◆ **WORK TO COMPLETE**
Give the records below again, exactly as they appear.

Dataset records
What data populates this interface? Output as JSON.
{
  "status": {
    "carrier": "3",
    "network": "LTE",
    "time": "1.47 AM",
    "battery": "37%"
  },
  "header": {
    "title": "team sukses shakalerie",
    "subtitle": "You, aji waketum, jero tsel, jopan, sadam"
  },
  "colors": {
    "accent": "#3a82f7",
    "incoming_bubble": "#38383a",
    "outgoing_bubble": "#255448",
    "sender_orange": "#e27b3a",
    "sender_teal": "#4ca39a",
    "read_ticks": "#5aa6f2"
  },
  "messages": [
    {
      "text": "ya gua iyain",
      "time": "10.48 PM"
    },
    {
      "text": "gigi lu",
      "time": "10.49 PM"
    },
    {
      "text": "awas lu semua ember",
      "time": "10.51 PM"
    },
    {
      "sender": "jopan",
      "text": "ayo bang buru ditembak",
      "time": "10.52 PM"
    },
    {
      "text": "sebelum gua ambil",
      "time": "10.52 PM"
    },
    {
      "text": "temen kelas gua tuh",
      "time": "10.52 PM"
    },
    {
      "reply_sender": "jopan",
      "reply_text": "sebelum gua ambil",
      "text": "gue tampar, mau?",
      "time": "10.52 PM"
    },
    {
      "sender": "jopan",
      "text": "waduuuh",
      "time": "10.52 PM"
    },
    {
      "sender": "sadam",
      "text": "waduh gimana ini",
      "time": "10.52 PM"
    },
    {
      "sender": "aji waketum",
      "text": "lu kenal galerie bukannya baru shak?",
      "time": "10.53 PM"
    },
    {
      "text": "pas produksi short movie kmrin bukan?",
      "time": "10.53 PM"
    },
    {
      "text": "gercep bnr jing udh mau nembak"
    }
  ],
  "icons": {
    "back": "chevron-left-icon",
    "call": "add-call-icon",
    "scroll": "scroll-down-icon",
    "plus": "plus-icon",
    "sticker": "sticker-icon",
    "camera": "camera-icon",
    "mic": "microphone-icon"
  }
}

◆ **RESPONSE AREA**
What data populates this interface? Output as JSON.
{
  "status": {
    "carrier": "3",
    "network": "LTE",
    "time": "1.47 AM",
    "battery": "37%"
  },
  "header": {
    "title": "team sukses shakalerie",
    "subtitle": "You, aji waketum, jero tsel, jopan, sadam"
  },
  "colors": {
    "accent": "#3a82f7",
    "incoming_bubble": "#38383a",
    "outgoing_bubble": "#255448",
    "sender_orange": "#e27b3a",
    "sender_teal": "#4ca39a",
    "read_ticks": "#5aa6f2"
  },
  "messages": [
    {
      "text": "ya gua iyain",
      "time": "10.48 PM"
    },
    {
      "text": "gigi lu",
      "time": "10.49 PM"
    },
    {
      "text": "awas lu semua ember",
      "time": "10.51 PM"
    },
    {
      "sender": "jopan",
      "text": "ayo bang buru ditembak",
      "time": "10.52 PM"
    },
    {
      "text": "sebelum gua ambil",
      "time": "10.52 PM"
    },
    {
      "text": "temen kelas gua tuh",
      "time": "10.52 PM"
    },
    {
      "reply_sender": "jopan",
      "reply_text": "sebelum gua ambil",
      "text": "gue tampar, mau?",
      "time": "10.52 PM"
    },
    {
      "sender": "jopan",
      "text": "waduuuh",
      "time": "10.52 PM"
    },
    {
      "sender": "sadam",
      "text": "waduh gimana ini",
      "time": "10.52 PM"
    },
    {
      "sender": "aji waketum",
      "text": "lu kenal galerie bukannya baru shak?",
      "time": "10.53 PM"
    },
    {
      "text": "pas produksi short movie kmrin bukan?",
      "time": "10.53 PM"
    },
    {
      "text": "gercep bnr jing udh mau nembak"
    }
  ],
  "icons": {
    "back": "chevron-left-icon",
    "call": "add-call-icon",
    "scroll": "scroll-down-icon",
    "plus": "plus-icon",
    "sticker": "sticker-icon",
    "camera": "camera-icon",
    "mic": "microphone-icon"
  }
}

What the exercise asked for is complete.